> _WORK REQUEST_: Copy all lines containing the string "What" from the records below.
========================================================================
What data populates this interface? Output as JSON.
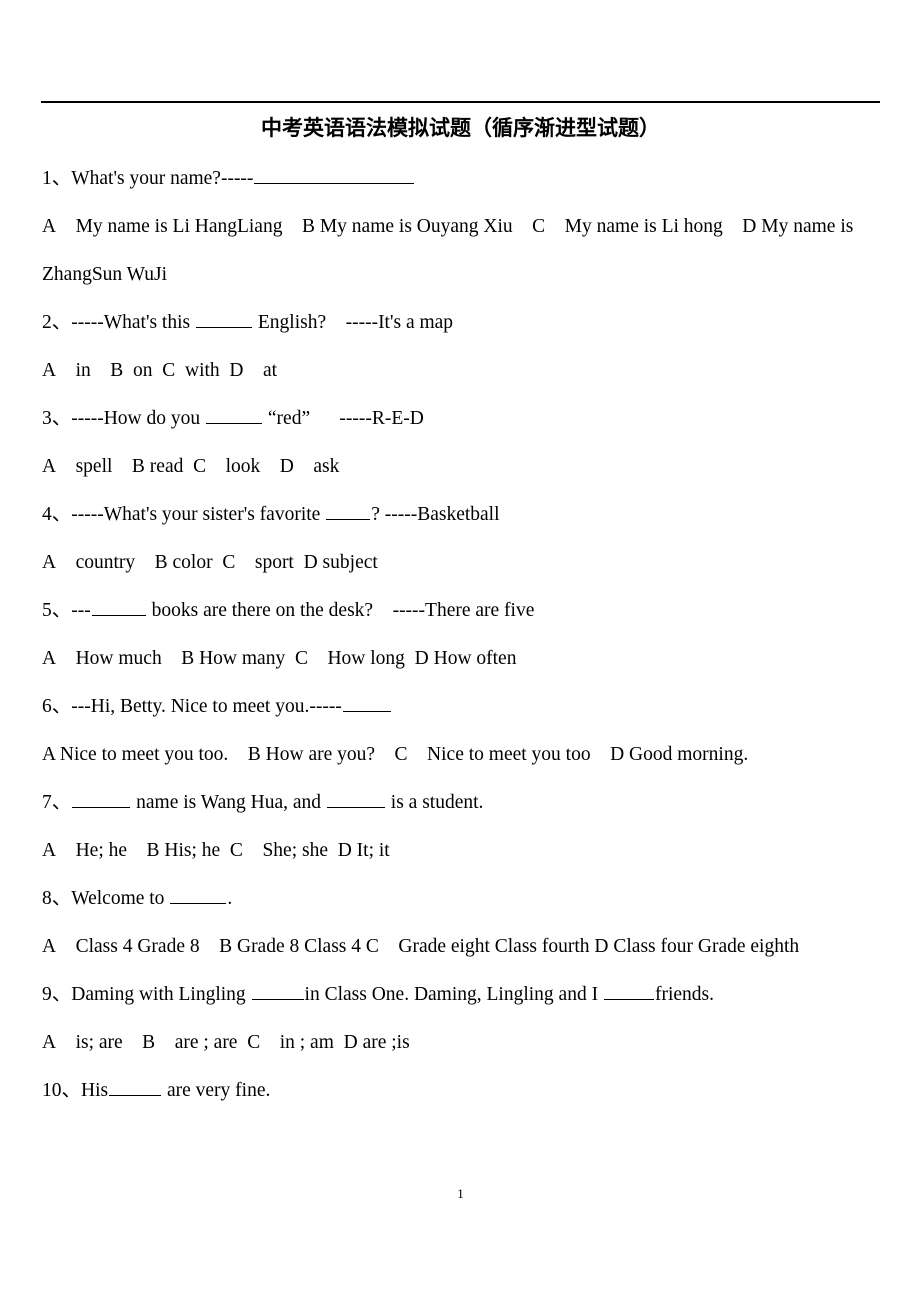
{
  "document": {
    "title": "中考英语语法模拟试题（循序渐进型试题）",
    "page_number": "1"
  },
  "questions": [
    {
      "id": "q1",
      "stem_prefix": "1、What's your name?-----",
      "stem_suffix": "",
      "options_lines": [
        "A My name is Li HangLiang B My name is Ouyang Xiu C  My name is Li hong D My name is ZhangSun WuJi"
      ]
    },
    {
      "id": "q2",
      "stem_prefix": "2、-----What's this ",
      "stem_suffix": " English? -----It's a map",
      "options_lines": [
        "A  in B on C with D  at"
      ]
    },
    {
      "id": "q3",
      "stem_prefix": "3、-----How do you ",
      "stem_suffix": " “red”  -----R-E-D",
      "options_lines": [
        "A  spell B read C  look D  ask"
      ]
    },
    {
      "id": "q4",
      "stem_prefix": "4、-----What's your sister's favorite ",
      "stem_suffix": "? -----Basketball",
      "options_lines": [
        "A  country B color C  sport D subject"
      ]
    },
    {
      "id": "q5",
      "stem_prefix": "5、---",
      "stem_suffix": " books are there on the desk? -----There are five",
      "options_lines": [
        "A  How much B How many C  How long D How often"
      ]
    },
    {
      "id": "q6",
      "stem_prefix": "6、---Hi, Betty. Nice to meet you.-----",
      "stem_suffix": "",
      "options_lines": [
        "A Nice to meet you too. B How are you?  C  Nice to meet you too D Good morning."
      ]
    },
    {
      "id": "q7",
      "stem_prefix": "7、",
      "stem_mid": " name is Wang Hua, and ",
      "stem_suffix": " is a student.",
      "options_lines": [
        "A  He; he B His; he C  She; she D It; it"
      ]
    },
    {
      "id": "q8",
      "stem_prefix": "8、Welcome to ",
      "stem_suffix": ".",
      "options_lines": [
        "A  Class 4 Grade 8 B Grade 8 Class 4 C  Grade eight Class fourth D Class four Grade eighth"
      ]
    },
    {
      "id": "q9",
      "stem_prefix": "9、Daming with Lingling ",
      "stem_mid": "in Class One. Daming, Lingling and I ",
      "stem_suffix": "friends.",
      "options_lines": [
        "A  is; are B  are ; are C  in ; am D are ;is"
      ]
    },
    {
      "id": "q10",
      "stem_prefix": "10、His",
      "stem_suffix": " are very fine.",
      "options_lines": []
    }
  ]
}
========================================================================
> _RESULT OF THIS EXERCISE_:
What data populates this interface? Output as JSON.
      "stem_prefix": "1、What's your name?-----",
      "stem_prefix": "2、-----What's this ",
      "stem_prefix": "4、-----What's your sister's favorite ",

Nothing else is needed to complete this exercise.